When there are several people providing the same service in a business, in this case - the dentist, it’s just a matter of time before scheduling conflicts arise. Fortunately, there are a few points to be on the lookout for in order to avoid confusion or hard feelings among dentists and their staff.
Who is the Patient Seeing?
One of the most vital decisions that your multi-practitioner office needs to make, is which patients belong to which doctor. Some practices have patients see whomever is available, while others maintain a single provider with the individual through their life as a patient.
Each time you add a practitioner to the office, you need to decide whom the patient is going to see. Whether it’s because of their family (who may already be patients of the practice,) the age of the patient, or specific types of needs they have is up to you. But make a plan and stick with it. Otherwise, it can breed bitterness between practitioners, staff, and patients when someone is “stolen” by someone else.
Once you’ve decided whom the patient is going to be seeing, make it clear in their chart. This way, assistants, hygienists, or front desk won’t put the patient with the wrong doctor. Consider changing providers if, and only if, the patient requests you to do so - or because of emergencies.
Not Enough Rooms
When was the last time you needed to start a filling on a patient, but someone else had an emergency in the only open room left? If you have 2 rooms for each doctor, that’s great - you can assign them without overlap. But if you’re sharing 3 rooms that means there is one left in the middle that needs to be split. Without clear-cut guidelines, accidents are going to happen with your staff. Consider options like one doctor using the overflow room in the morning, and the other in the afternoon - or - one of the doctors having 2 rooms on certain days, and only 1 room on the others.
You wouldn’t let your hygienist or assistant sit somebody in one of your rooms if you’re planning on needing it - neither should your associate.
It’s not uncommon for multi-doctor offices to share single pieces of technology that the practice has invested in. Let’s use the example of CEREC equipment.
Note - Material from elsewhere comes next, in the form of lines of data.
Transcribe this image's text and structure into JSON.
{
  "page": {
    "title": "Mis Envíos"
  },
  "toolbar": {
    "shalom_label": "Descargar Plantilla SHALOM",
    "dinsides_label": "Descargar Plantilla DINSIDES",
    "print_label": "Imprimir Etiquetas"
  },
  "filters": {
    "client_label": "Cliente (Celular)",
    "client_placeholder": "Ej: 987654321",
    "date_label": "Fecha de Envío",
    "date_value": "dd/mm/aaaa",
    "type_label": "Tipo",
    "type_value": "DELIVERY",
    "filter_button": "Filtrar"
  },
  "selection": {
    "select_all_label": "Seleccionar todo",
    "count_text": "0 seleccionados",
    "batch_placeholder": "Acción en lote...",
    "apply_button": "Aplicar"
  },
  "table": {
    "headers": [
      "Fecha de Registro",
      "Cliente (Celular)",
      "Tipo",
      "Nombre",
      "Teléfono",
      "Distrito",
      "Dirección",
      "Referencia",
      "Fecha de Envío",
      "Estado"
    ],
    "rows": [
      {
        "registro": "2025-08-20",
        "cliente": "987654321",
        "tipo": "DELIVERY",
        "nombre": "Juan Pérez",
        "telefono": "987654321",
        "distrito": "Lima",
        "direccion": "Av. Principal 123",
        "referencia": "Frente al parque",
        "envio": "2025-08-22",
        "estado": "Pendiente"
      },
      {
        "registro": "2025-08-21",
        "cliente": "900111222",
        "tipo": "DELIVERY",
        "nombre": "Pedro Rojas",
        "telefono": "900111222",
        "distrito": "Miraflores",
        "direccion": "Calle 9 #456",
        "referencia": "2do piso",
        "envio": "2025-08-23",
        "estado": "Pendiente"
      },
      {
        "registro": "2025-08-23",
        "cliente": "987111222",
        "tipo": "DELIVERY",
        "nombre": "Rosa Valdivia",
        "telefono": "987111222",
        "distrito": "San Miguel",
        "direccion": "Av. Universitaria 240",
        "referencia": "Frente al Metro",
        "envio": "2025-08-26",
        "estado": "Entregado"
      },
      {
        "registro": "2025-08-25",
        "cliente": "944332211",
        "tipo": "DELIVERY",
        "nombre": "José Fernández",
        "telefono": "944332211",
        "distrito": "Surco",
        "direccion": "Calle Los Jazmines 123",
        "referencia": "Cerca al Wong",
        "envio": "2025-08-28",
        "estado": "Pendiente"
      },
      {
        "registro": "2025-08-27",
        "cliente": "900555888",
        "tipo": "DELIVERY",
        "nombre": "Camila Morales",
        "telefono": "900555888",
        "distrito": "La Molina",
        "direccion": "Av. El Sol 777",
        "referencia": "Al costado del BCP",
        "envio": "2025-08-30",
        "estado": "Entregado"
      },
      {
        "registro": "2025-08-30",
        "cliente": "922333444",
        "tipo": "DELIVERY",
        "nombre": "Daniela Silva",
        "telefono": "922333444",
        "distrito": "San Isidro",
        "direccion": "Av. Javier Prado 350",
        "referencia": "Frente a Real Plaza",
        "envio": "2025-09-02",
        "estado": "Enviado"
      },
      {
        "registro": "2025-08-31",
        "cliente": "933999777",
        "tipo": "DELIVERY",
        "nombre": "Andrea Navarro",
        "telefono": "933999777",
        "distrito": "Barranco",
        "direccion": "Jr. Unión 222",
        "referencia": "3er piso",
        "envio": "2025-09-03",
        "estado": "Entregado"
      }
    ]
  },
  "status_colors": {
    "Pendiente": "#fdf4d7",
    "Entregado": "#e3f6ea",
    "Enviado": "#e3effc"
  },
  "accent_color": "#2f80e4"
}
Obviously, both doctors cannot book a crown prep and same-day crown placement at 9 am. Only one of them is going to be able to perform the procedure.
Decide how, when, and where pieces of technology are going to be used. Whether it’s by using set days for laser procedures or placing an implant, or simply having a very-educated scheduling staff at the front of the office - decide what’s fair when it comes to pinning down equipment that other people may depend on.
Establishing a block schedule is a great way for staff to ensure that two providers aren’t double-booked for the same room, equipment, or fighting over a patient.